Newman: And then her negatives become the story.

Salit: The Larry Craig resignation. As I said to you earlier, I don’t like these kinds of things. I really experience the cruelty of the game and I find that repulsive.

Newman: You’re right. It’s cruel.

Salit: There was a lot of discussion about the Republican crack-down on Craig. The question was asked: ‘Why did the Republicans pile on here and they didn’t with Vitter, the guy from Louisiana?’ And somebody pointed out: ‘Because the governor of Louisiana was a Democrat and he wouldn’t appoint a Republican and the governor of Idaho is a Republican, so the Republicans know they control the next Senator.’ So, the beginning, middle and end of the story is there.

Newman: It’s a cruel game. It’s a very cruel part of a culture which is not exclusively cruel, but which has some real cruelty in it. I don’t know that there’s much more to say about it.

Salit: “The McLaughlin Group” devoted the whole show to a discussion of the new media and the old media.

Newman: A little tedious.

Salit: Yes. The old media commenting on the new media. My general experience of these discussions is that everybody is trying to discern or attribute certain characteristics to the new media and the blogosphere that are earth-shattering and positive. Terms like “democratization” of the media, all this kind of stuff. I believe it’s a good thing that new communications technology is in the hands of a lot of people. It is promoting broader conversations about issues. But it hasn’t necessarily improved the quality of the conversation about those issues, in my opinion. Maybe I’m being old fashioned, but you basically have more people participating in what are roughly the same old bad conversations. I have nothing against that, but I don’t experience it as transformative in a social/cultural sense. I think it’s commercially transformative. You now have Rupert Murdoch owning not only 11,000 newspapers and television and radio stations, but also acquiring and creating internet publications and projects off of which he’s making a bloody fortune.

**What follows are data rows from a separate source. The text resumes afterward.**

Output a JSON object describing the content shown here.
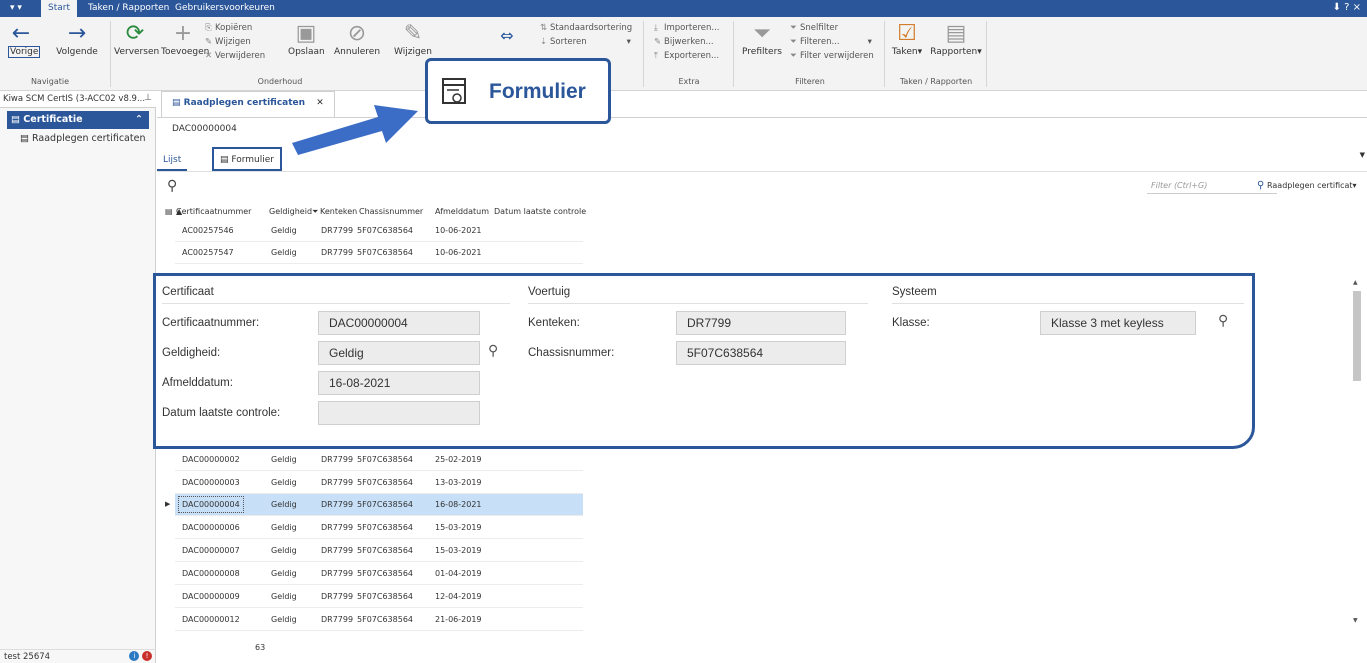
{
  "menubar": {
    "tabs": [
      "Start",
      "Taken / Rapporten",
      "Gebruikersvoorkeuren"
    ],
    "help": "? "
  },
  "ribbon": {
    "nav": {
      "back": "Vorige",
      "forward": "Volgende",
      "group": "Navigatie"
    },
    "refresh": "Verversen",
    "maintenance": {
      "add": "Toevoegen",
      "copy": "Kopiëren",
      "edit": "Wijzigen",
      "delete": "Verwijderen",
      "save": "Opslaan",
      "cancel": "Annuleren",
      "edit_form": "Wijzigen",
      "group": "Onderhoud"
    },
    "sort": {
      "default": "Standaardsortering",
      "sort": "Sorteren"
    },
    "extra": {
      "import": "Importeren...",
      "update": "Bijwerken...",
      "export": "Exporteren...",
      "group": "Extra"
    },
    "filters": {
      "prefilters": "Prefilters",
      "quick": "Snelfilter",
      "filter": "Filteren...",
      "remove": "Filter verwijderen",
      "group": "Filteren"
    },
    "tasks": {
      "tasks": "Taken",
      "reports": "Rapporten",
      "group": "Taken / Rapporten"
    }
  },
  "left": {
    "header": "Kiwa SCM CertIS (3-ACC02 v8.9...",
    "section": "Certificatie",
    "item": "Raadplegen certificaten",
    "footer": "test 25674"
  },
  "main": {
    "doc_tab": "Raadplegen certificaten",
    "record_id": "DAC00000004",
    "tab_list": "Lijst",
    "tab_form": "Formulier",
    "filter_placeholder": "Filter (Ctrl+G)",
    "view_select": "Raadplegen certificat",
    "columns": [
      "Certificaatnummer",
      "Geldigheid",
      "Kenteken",
      "Chassisnummer",
      "Afmelddatum",
      "Datum laatste controle"
    ],
    "rows_top": [
      [
        "AC00257546",
        "Geldig",
        "DR7799",
        "5F07C638564",
        "10-06-2021"
      ],
      [
        "AC00257547",
        "Geldig",
        "DR7799",
        "5F07C638564",
        "10-06-2021"
      ]
    ],
    "rows_bottom": [
      [
        "DAC00000002",
        "Geldig",
        "DR7799",
        "5F07C638564",
        "25-02-2019"
      ],
      [
        "DAC00000003",
        "Geldig",
        "DR7799",
        "5F07C638564",
        "13-03-2019"
      ],
      [
        "DAC00000004",
        "Geldig",
        "DR7799",
        "5F07C638564",
        "16-08-2021"
      ],
      [
        "DAC00000006",
        "Geldig",
        "DR7799",
        "5F07C638564",
        "15-03-2019"
      ],
      [
        "DAC00000007",
        "Geldig",
        "DR7799",
        "5F07C638564",
        "15-03-2019"
      ],
      [
        "DAC00000008",
        "Geldig",
        "DR7799",
        "5F07C638564",
        "01-04-2019"
      ],
      [
        "DAC00000009",
        "Geldig",
        "DR7799",
        "5F07C638564",
        "12-04-2019"
      ],
      [
        "DAC00000012",
        "Geldig",
        "DR7799",
        "5F07C638564",
        "21-06-2019"
      ]
    ],
    "row_count": "63"
  },
  "callout": {
    "label": "Formulier"
  },
  "form": {
    "sections": {
      "certificate": "Certificaat",
      "vehicle": "Voertuig",
      "system": "Systeem"
    },
    "certificate_number": {
      "label": "Certificaatnummer:",
      "value": "DAC00000004"
    },
    "validity": {
      "label": "Geldigheid:",
      "value": "Geldig"
    },
    "deregistration_date": {
      "label": "Afmelddatum:",
      "value": "16-08-2021"
    },
    "last_check_date": {
      "label": "Datum laatste controle:",
      "value": ""
    },
    "license_plate": {
      "label": "Kenteken:",
      "value": "DR7799"
    },
    "chassis_number": {
      "label": "Chassisnummer:",
      "value": "5F07C638564"
    },
    "class": {
      "label": "Klasse:",
      "value": "Klasse 3 met keyless"
    }
  },
  "colors": {
    "accent": "#2b579a",
    "selection": "#c7dff7"
  }
}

Newman: You’re quite right. Engineering advances don’t necessarily imply a deepening of thought. But they can be important. Having more people go to school was a good thing because more people got a chance at education. But it didn’t follow, and doesn’t follow, that the schools got better, including at the college level. They’re just two different tracks. And yet people try hard to frame them, conceptually or politically, into relationships that I don’t think really exist. I agree with you. It’s a good thing. But whether it’s good or bad, it’s here. It’s happening. Technology is astoundingly significant and important. It changes things a lot. Does it deepen anything? Well, that’s another issue. I think it’s a very interesting phenomenon. But so far, we’ve only seen uninteresting discussions of that phenomenon.

Salit: Thanks, Fred.